NHS revises its dress code



Last year, in October, Medeea Ionescu and the Young Feminists, proposed a dress code policy change to the board. After meeting with Mr. Jefferey Litke, who is a standing member on the Board of Education and is in the running for representative of the 70th House District, The Young Feminists teamed up with members of Diversify, GSA and the Black Student Union at a meeting with the board to share their thoughts before the votes.

After months of waiting, the new school year has brought  new dress code policies for our high school; non-discriminatory, as well as ungendered and embracing of all cultures as well as students’ attire being up to the parents and themselves rather than the district. 

One argument against the previous dress code was telling a girl to cover up,which can be seen as sexist coming from a teacher in a high school. It makes students, who are children, feel self-conscious about their own bodies, especially when it’s coming from an adult in a superior position to them. A girl’s body is not harmful to the environment and the board agrees that a girl’s body should never be seen as a disruption to a boy’s education. 

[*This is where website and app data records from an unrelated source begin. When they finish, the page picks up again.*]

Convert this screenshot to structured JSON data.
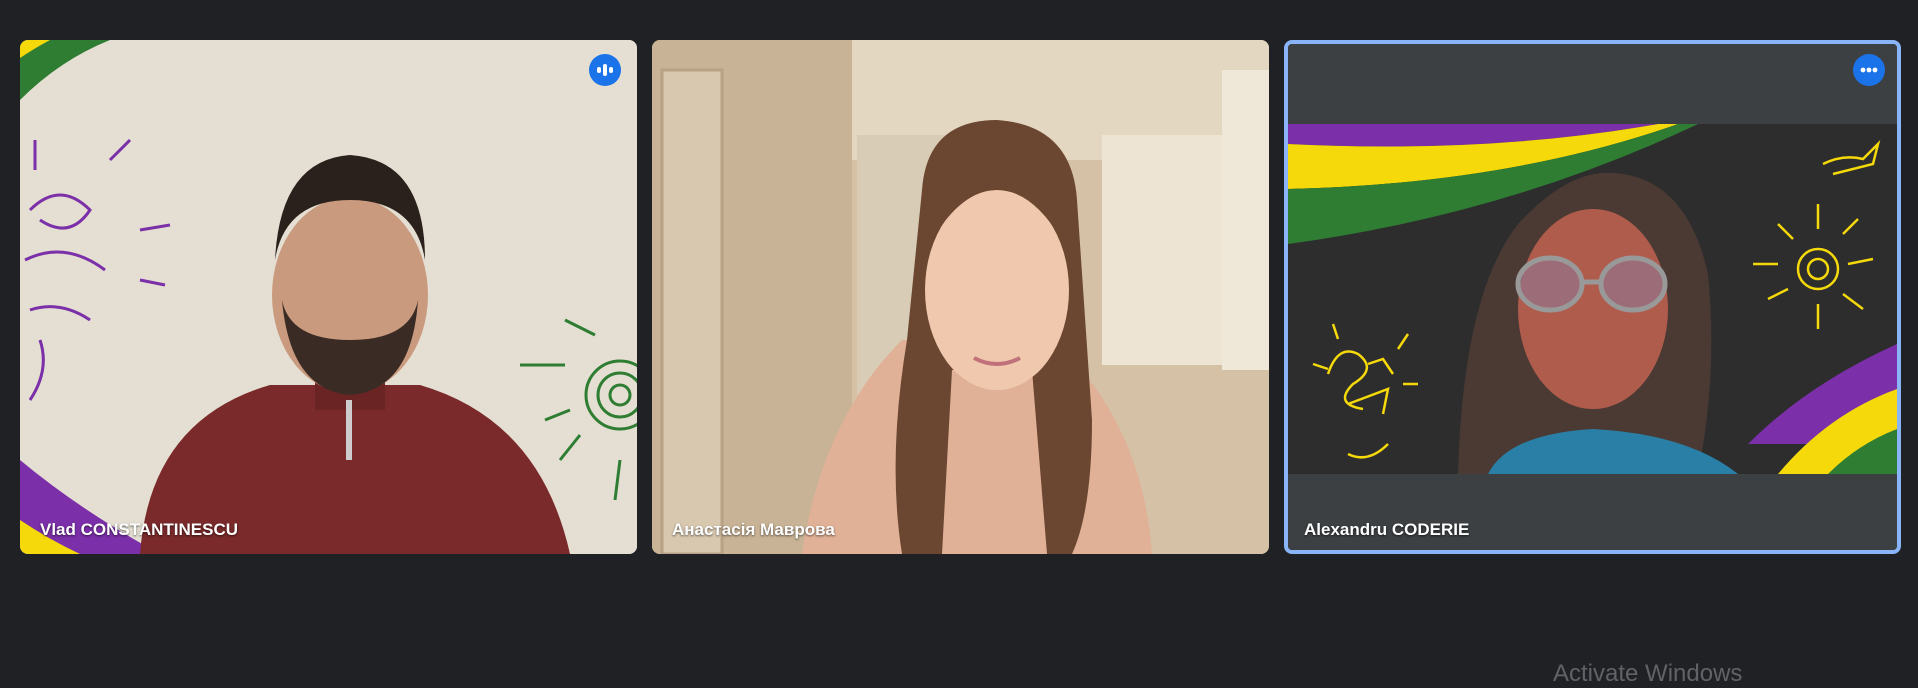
{
  "meeting": {
    "participants": [
      {
        "name": "Vlad CONSTANTINESCU",
        "status_icon": "speaking-indicator-icon"
      },
      {
        "name": "Анастасія Маврова"
      },
      {
        "name": "Alexandru CODERIE",
        "status_icon": "more-options-icon",
        "active": true
      }
    ]
  },
  "watermark": {
    "text": "Activate Windows"
  },
  "colors": {
    "background": "#202124",
    "active_border": "#8ab4f8",
    "badge": "#1a73e8",
    "brand_purple": "#7b2fa8",
    "brand_yellow": "#f5d90a",
    "brand_green": "#2e7d32"
  }
}
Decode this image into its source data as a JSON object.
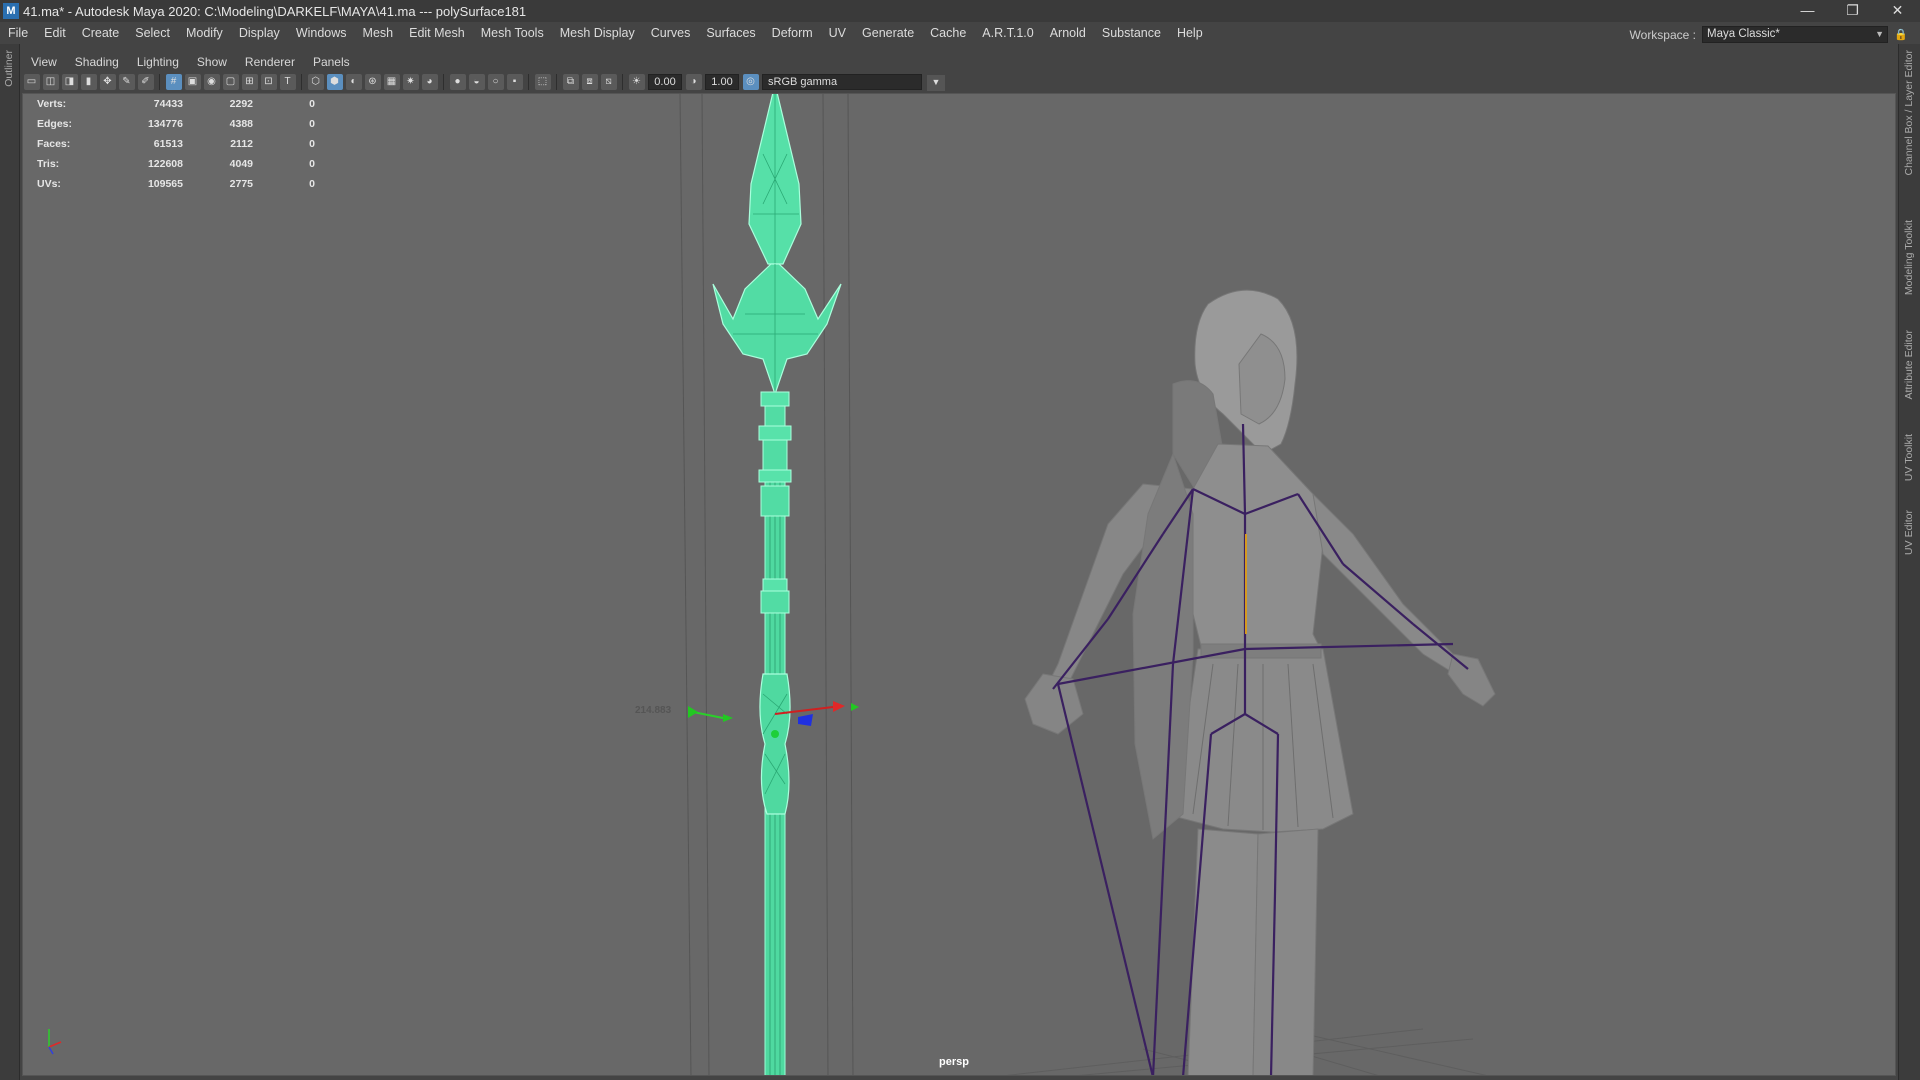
{
  "window": {
    "title": "41.ma* - Autodesk Maya 2020: C:\\Modeling\\DARKELF\\MAYA\\41.ma   ---   polySurface181",
    "logo": "M",
    "controls": [
      "minimize-icon",
      "restore-icon",
      "close-icon"
    ],
    "minimize": "—",
    "restore": "❐",
    "close": "✕"
  },
  "menubar": [
    "File",
    "Edit",
    "Create",
    "Select",
    "Modify",
    "Display",
    "Windows",
    "Mesh",
    "Edit Mesh",
    "Mesh Tools",
    "Mesh Display",
    "Curves",
    "Surfaces",
    "Deform",
    "UV",
    "Generate",
    "Cache",
    "A.R.T.1.0",
    "Arnold",
    "Substance",
    "Help"
  ],
  "workspace": {
    "label": "Workspace :",
    "value": "Maya Classic*"
  },
  "left_tabs": {
    "outliner": "Outliner"
  },
  "right_tabs": {
    "channel_box": "Channel Box / Layer Editor",
    "modeling_toolkit": "Modeling Toolkit",
    "attribute_editor": "Attribute Editor",
    "uv_toolkit": "UV Toolkit",
    "uv_editor": "UV Editor"
  },
  "panel_menu": [
    "View",
    "Shading",
    "Lighting",
    "Show",
    "Renderer",
    "Panels"
  ],
  "toolbar": {
    "exposure": "0.00",
    "gamma": "1.00",
    "color_space": "sRGB gamma"
  },
  "hud": [
    {
      "label": "Verts:",
      "v1": "74433",
      "v2": "2292",
      "v3": "0"
    },
    {
      "label": "Edges:",
      "v1": "134776",
      "v2": "4388",
      "v3": "0"
    },
    {
      "label": "Faces:",
      "v1": "61513",
      "v2": "2112",
      "v3": "0"
    },
    {
      "label": "Tris:",
      "v1": "122608",
      "v2": "4049",
      "v3": "0"
    },
    {
      "label": "UVs:",
      "v1": "109565",
      "v2": "2775",
      "v3": "0"
    }
  ],
  "viewport": {
    "camera": "persp",
    "distance": "214.883",
    "selection_color": "#5ff0b0",
    "joint_color": "#3a2060",
    "background": "#686868"
  }
}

“The new dress-code policy will definitely make positive changes throughout the school. It has already become evident that students have felt more comfortable knowing that they can express themselves any way that they choose without the fear of being penalized for it. Additionally, it’s been making it easier for students to follow and know the consequences due to the fact that the new policy essentially forces teachers to enforce the dress code the same across the board,” said Medeea Ionescu, the YF director. 

About the previous policy, she says,  “I believe that the old dress code was outdated, and it definitely held sexist, and even racist, undertones. It was heavy on the fact that a student’s respect and character were measured by the way they dress. I personally believe this is dehumanizing. A person’s character and accomplishments can never be measured by the way they choose to express themselves fashion-wise.”

“I personally have not been affected by the old dress code policy. However, I had a friend, who happened to be curvier, that got dress-coded despite the fact that they wore the same thing as me at times. This was a trend across the school, where curvier women got dress-coded more often. 

In regard to the new dress code, I have noticed that I have been more confident in the things that I wear. I have loved being able to wear ripped jeans and crop tops without the fear of getting dress coded. These feelings have been shared by many of my peers as well.”

While NHS has made strides in evening out the way we see our students, many districts continue to struggle with this issue. Dress codes have hounded public schools since the late sixties.

“The first school dress code law was established in 1969 by the U.S. Supreme Court. The case, known as Tinker vs. Des Moines Independent School District, involved several high school students who wore black armbands to school in a planned protest against the Vietnam War,” according to  FindLaw’s team of legal writers and editors in June of 2016.

In an article by ACLU.org, about the landmark amendment Tinker vs. Des Moines, we learn, “Mary Beth Tinker was a 13-year-old junior high school student in December 1965 when she and a group of students decided to wear black armbands to school to protest the war in Vietnam. The school board got wind of the protest and passed a preemptive ban. When Mary Beth arrived at school on Dec. 16, she was asked to remove the armband and was then suspended.

Four other students were suspended as well, including her brother John Tinker and Chris Eckhardt. The students were told they could not return to school until they agreed to remove their armbands. The students returned after the Christmas break without armbands, but in protest, they wore black clothing for the remainder of the school year — and filed a First Amendment lawsuit,” the article continued. Along with the photo to the right, ACLU.org also linked a YouTube video “A Supreme Court Milestone for Students’ Free Speech Rights”: https://youtu.be/go63SCNT6OQ 

Since 1969, students’ self-expression has been repressed. Dress code policies which have, and will, continue to, enforce ‘no vulgarities, clothing that depicts lewd, sexually explicit, or indecent drug use, gang-related graphics, and no weapons’ are rather ethical. On the other hand, some other policies are not only misogynistic but can also interfere with freedom of religion. 

More of these unethical policies have been seasonal clothing restrictions, such as limits on midriffs and lower backs not being exposed in hot weather, all of which can make young girls self-conscious and uncomfortable in their own skin. 

These policies start when a child enters kindergarten, the first year of grade school where they learn how to count to 100 and learn vowels. Children learn opinions, beliefs, and habits from their families…How can 4 and 5 year old children be guilty for public order offenses?

Overall, the impact dress codes have on mental health is severe, more often than not leading to self-esteem issues and body dysmorphia amongst adolescents. An activist website, ThisIsGendered.org said,  “The fear that girls in revealing clothes will cause sexual tension or provoke unwanted attention, tells us that there is still a lot of (hyper)sexualisation, objectification and shaming of women’s bodies to unlearn.”

As the rest of the country figures it out, the students at NHS will express themselves.